When to Consider Student Loan Refinancing
Whether or not your partner is pitching in to help you with repaying your student loans, there are steps you can take as an individual to help streamline your student loan repayment. One option that could be worth considering is student loan refinancing.
Refinancing your student loans can be an effective way to help you reduce your educational debt burden. When refinancing a loan, the loan would generally remain in your name, but you could choose to add your partner as a cosigner on the loan. This could potentially help secure a more competitive interest rate, but would also mean that your partner is officially on the line for the debt.
You can refinance federal or private loans, or a mix of both, with many traditional and private lenders, including SoFi. The lender will review your personal details, such as credit, and employment history if you decide to apply for refinancing. When applying for a loan with a cosigner, their credit history will also generally be reviewed to inform the rate and terms for the loan.
You may be eligible for more favorable terms on new financing such as a lower interest rate than you’re currently paying, or you may be looking for a longer term that could result in lower monthly payments.
When you refinance with SoFi, you won’t pay any fees for filing an application or refinancing, and no prepayment penalties apply just in case you’re able to pay the loan off faster than expected.
It takes just two minutes to get pre-qualified online. Reducing how much you owe on your loans is generally considered to be a smart move, whether or not you’re flying solo.
Whether you’re going it alone or making a team effort, see if refinancing your student loans with SoFi can save you money.
SoFi Student Loan Refinance
If you are looking to refinance federal student loans, please be aware that the White House has announced up to $20,000 of student loan forgiveness for Pell Grant recipients and $10,000 for qualifying borrowers whose student loans are federally held. Additionally, the federal student loan payment pause and interest holiday has been extended to December 31, 2022. Please carefully consider these changes before refinancing federally held loans with SoFi, since in doing so you will no longer qualify for the federal loan payment suspension, interest waiver, or any other current or future benefits applicable to federal loans. If you qualify for federal student loan forgiveness and still wish to refinance, leave up to $10,000 and $20,000 for Pell Grant recipients unrefinanced to receive your federal benefit. CLICK HERE for more information.
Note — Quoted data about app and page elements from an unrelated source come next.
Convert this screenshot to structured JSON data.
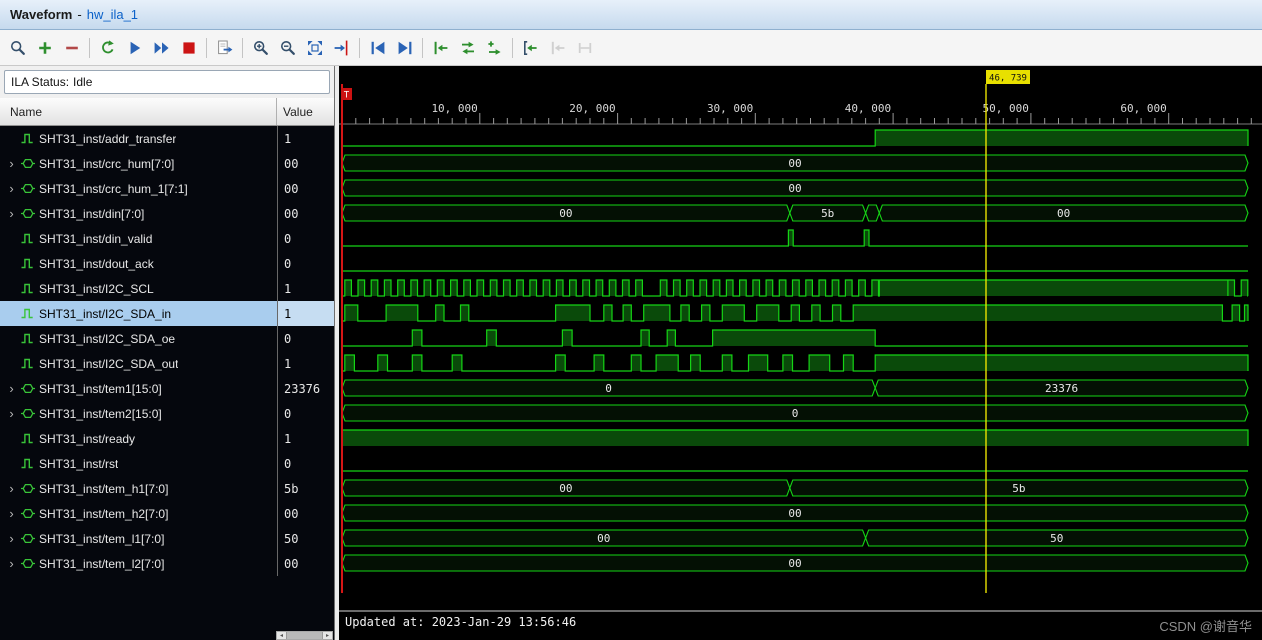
{
  "window": {
    "app_title": "Waveform",
    "separator": "-",
    "document": "hw_ila_1"
  },
  "ila_status": {
    "label": "ILA Status:",
    "value": "Idle"
  },
  "columns": {
    "name": "Name",
    "value": "Value"
  },
  "scrollbar": {
    "left_arrow": "◂",
    "right_arrow": "▸"
  },
  "toolbar": {
    "items": [
      {
        "icon": "find",
        "name": "find"
      },
      {
        "icon": "add",
        "name": "add-probes"
      },
      {
        "icon": "remove",
        "name": "remove-probes"
      },
      {
        "sep": true
      },
      {
        "icon": "run-loop",
        "name": "run-trigger-continuous"
      },
      {
        "icon": "run",
        "name": "run-trigger"
      },
      {
        "icon": "run-fast",
        "name": "run-trigger-immediate"
      },
      {
        "icon": "stop",
        "name": "stop-trigger"
      },
      {
        "sep": true
      },
      {
        "icon": "export",
        "name": "export-ila-data"
      },
      {
        "sep": true
      },
      {
        "icon": "zoom-in",
        "name": "zoom-in"
      },
      {
        "icon": "zoom-out",
        "name": "zoom-out"
      },
      {
        "icon": "zoom-fit",
        "name": "zoom-fit"
      },
      {
        "icon": "zoom-cursor",
        "name": "zoom-to-cursor"
      },
      {
        "sep": true
      },
      {
        "icon": "goto-start",
        "name": "go-to-start"
      },
      {
        "icon": "goto-end",
        "name": "go-to-end"
      },
      {
        "sep": true
      },
      {
        "icon": "trig-to-bar",
        "name": "set-trigger-position-start"
      },
      {
        "icon": "trig-swap",
        "name": "set-trigger-position-center"
      },
      {
        "icon": "trig-add",
        "name": "add-trigger"
      },
      {
        "sep": true
      },
      {
        "icon": "trig-bracket",
        "name": "go-to-trigger"
      },
      {
        "icon": "trig-prev",
        "name": "previous-transition",
        "enabled": false
      },
      {
        "icon": "range",
        "name": "transition-range",
        "enabled": false
      }
    ]
  },
  "selected_signal": "SHT31_inst/I2C_SDA_in",
  "signals": [
    {
      "name": "SHT31_inst/addr_transfer",
      "value": "1",
      "kind": "bit",
      "wave": {
        "high": [
          [
            38700,
            65760
          ]
        ]
      }
    },
    {
      "name": "SHT31_inst/crc_hum[7:0]",
      "value": "00",
      "kind": "bus",
      "wave": {
        "segments": [
          {
            "label": "00",
            "from": 0,
            "to": 65760
          }
        ]
      }
    },
    {
      "name": "SHT31_inst/crc_hum_1[7:1]",
      "value": "00",
      "kind": "bus",
      "wave": {
        "segments": [
          {
            "label": "00",
            "from": 0,
            "to": 65760
          }
        ]
      }
    },
    {
      "name": "SHT31_inst/din[7:0]",
      "value": "00",
      "kind": "bus",
      "wave": {
        "segments": [
          {
            "label": "00",
            "from": 0,
            "to": 32500
          },
          {
            "label": "5b",
            "from": 32500,
            "to": 38000
          },
          {
            "label": "",
            "from": 38000,
            "to": 39000
          },
          {
            "label": "00",
            "from": 39000,
            "to": 65760
          }
        ]
      }
    },
    {
      "name": "SHT31_inst/din_valid",
      "value": "0",
      "kind": "bit",
      "wave": {
        "high": [
          [
            32400,
            32750
          ],
          [
            37900,
            38250
          ]
        ]
      }
    },
    {
      "name": "SHT31_inst/dout_ack",
      "value": "0",
      "kind": "bit",
      "wave": {
        "high": []
      }
    },
    {
      "name": "SHT31_inst/I2C_SCL",
      "value": "1",
      "kind": "bit",
      "wave": {
        "high": [
          [
            39000,
            64300
          ]
        ],
        "clocks": [
          {
            "from": 200,
            "to": 22200,
            "period": 960
          },
          {
            "from": 23100,
            "to": 39000,
            "period": 960
          },
          {
            "from": 64300,
            "to": 65760,
            "period": 960
          }
        ]
      }
    },
    {
      "name": "SHT31_inst/I2C_SDA_in",
      "value": "1",
      "kind": "bit",
      "wave": {
        "high": [
          [
            200,
            1150
          ],
          [
            3200,
            5500
          ],
          [
            6800,
            7400
          ],
          [
            8600,
            9200
          ],
          [
            15500,
            18000
          ],
          [
            19000,
            19600
          ],
          [
            20400,
            21000
          ],
          [
            21900,
            23800
          ],
          [
            24600,
            25200
          ],
          [
            26100,
            26700
          ],
          [
            27600,
            29200
          ],
          [
            30100,
            31700
          ],
          [
            32600,
            33200
          ],
          [
            34100,
            34700
          ],
          [
            35600,
            36200
          ],
          [
            37100,
            63900
          ],
          [
            64600,
            65150
          ],
          [
            65500,
            65760
          ]
        ]
      }
    },
    {
      "name": "SHT31_inst/I2C_SDA_oe",
      "value": "0",
      "kind": "bit",
      "wave": {
        "high": [
          [
            5100,
            5800
          ],
          [
            10500,
            11200
          ],
          [
            16000,
            16700
          ],
          [
            21700,
            22300
          ],
          [
            23600,
            24200
          ],
          [
            26900,
            38700
          ]
        ]
      }
    },
    {
      "name": "SHT31_inst/I2C_SDA_out",
      "value": "1",
      "kind": "bit",
      "wave": {
        "high": [
          [
            200,
            900
          ],
          [
            2600,
            3300
          ],
          [
            5100,
            5800
          ],
          [
            8000,
            8700
          ],
          [
            15500,
            16200
          ],
          [
            18300,
            19000
          ],
          [
            21000,
            21700
          ],
          [
            22800,
            24400
          ],
          [
            25300,
            26000
          ],
          [
            27600,
            28300
          ],
          [
            29500,
            30900
          ],
          [
            32000,
            32700
          ],
          [
            33900,
            35400
          ],
          [
            36400,
            37100
          ],
          [
            38700,
            65760
          ]
        ]
      }
    },
    {
      "name": "SHT31_inst/tem1[15:0]",
      "value": "23376",
      "kind": "bus",
      "wave": {
        "segments": [
          {
            "label": "0",
            "from": 0,
            "to": 38700
          },
          {
            "label": "23376",
            "from": 38700,
            "to": 65760
          }
        ]
      }
    },
    {
      "name": "SHT31_inst/tem2[15:0]",
      "value": "0",
      "kind": "bus",
      "wave": {
        "segments": [
          {
            "label": "0",
            "from": 0,
            "to": 65760
          }
        ]
      }
    },
    {
      "name": "SHT31_inst/ready",
      "value": "1",
      "kind": "bit",
      "wave": {
        "high": [
          [
            0,
            65760
          ]
        ]
      }
    },
    {
      "name": "SHT31_inst/rst",
      "value": "0",
      "kind": "bit",
      "wave": {
        "high": []
      }
    },
    {
      "name": "SHT31_inst/tem_h1[7:0]",
      "value": "5b",
      "kind": "bus",
      "wave": {
        "segments": [
          {
            "label": "00",
            "from": 0,
            "to": 32500
          },
          {
            "label": "5b",
            "from": 32500,
            "to": 65760
          }
        ]
      }
    },
    {
      "name": "SHT31_inst/tem_h2[7:0]",
      "value": "00",
      "kind": "bus",
      "wave": {
        "segments": [
          {
            "label": "00",
            "from": 0,
            "to": 65760
          }
        ]
      }
    },
    {
      "name": "SHT31_inst/tem_l1[7:0]",
      "value": "50",
      "kind": "bus",
      "wave": {
        "segments": [
          {
            "label": "00",
            "from": 0,
            "to": 38000
          },
          {
            "label": "50",
            "from": 38000,
            "to": 65760
          }
        ]
      }
    },
    {
      "name": "SHT31_inst/tem_l2[7:0]",
      "value": "00",
      "kind": "bus",
      "wave": {
        "segments": [
          {
            "label": "00",
            "from": 0,
            "to": 65760
          }
        ]
      }
    }
  ],
  "timeline": {
    "t_end": 66300,
    "wave_end": 65760,
    "minor_step": 1000,
    "major_ticks": [
      {
        "t": 10000,
        "label": "10, 000"
      },
      {
        "t": 20000,
        "label": "20, 000"
      },
      {
        "t": 30000,
        "label": "30, 000"
      },
      {
        "t": 40000,
        "label": "40, 000"
      },
      {
        "t": 50000,
        "label": "50, 000"
      },
      {
        "t": 60000,
        "label": "60, 000"
      }
    ],
    "cursor": {
      "t": 46739,
      "label": "46, 739"
    },
    "trigger": {
      "t": 0,
      "label": "T"
    }
  },
  "status_bar": {
    "updated": "Updated at: 2023-Jan-29 13:56:46"
  },
  "watermark": "CSDN @谢音华",
  "colors": {
    "wave_green": "#15d415",
    "wave_fill": "#0a4a0a",
    "cursor_yellow": "#e8e000",
    "trigger_red": "#d61616",
    "selection_blue": "#a9cdee"
  }
}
Notice: SoFi refinance loans are private loans and do not have the same repayment options that the federal loan program offers such as Income-Driven Repayment plans, including Income-Contingent Repayment or PAYE. SoFi always recommends that you consult a qualified financial advisor to discuss what is best for your unique situation.
Terms, conditions, and state restrictions apply. Not all products are available in all states. See SoFi.com/eligibility for more information.
The information provided is not meant to provide investment or financial advice. Investment decisions should be based on an individual’s specific financial needs, goals and risk profile. SoFi can’t guarantee future financial performance. Advisory services offered through SoFi Wealth, LLC. SoFi Securities, LLC, member FINRA / SIPC .
Disclaimer: Many factors affect your credit scores and the interest rates you may receive. SoFi is not a Credit Repair Organization as defined under federal or state law, including the Credit Repair Organizations Act. SoFi does not provide “credit repair” services or advice or assistance regarding “rebuilding” or “improving” your credit record, credit history, or credit rating. For details, see the FTC’s website .
External Websites: The information and analysis provided through hyperlinks to third-party websites, while believed to be accurate, cannot be guaranteed by SoFi. Links are provided for informational purposes and should not be viewed as an endorsement.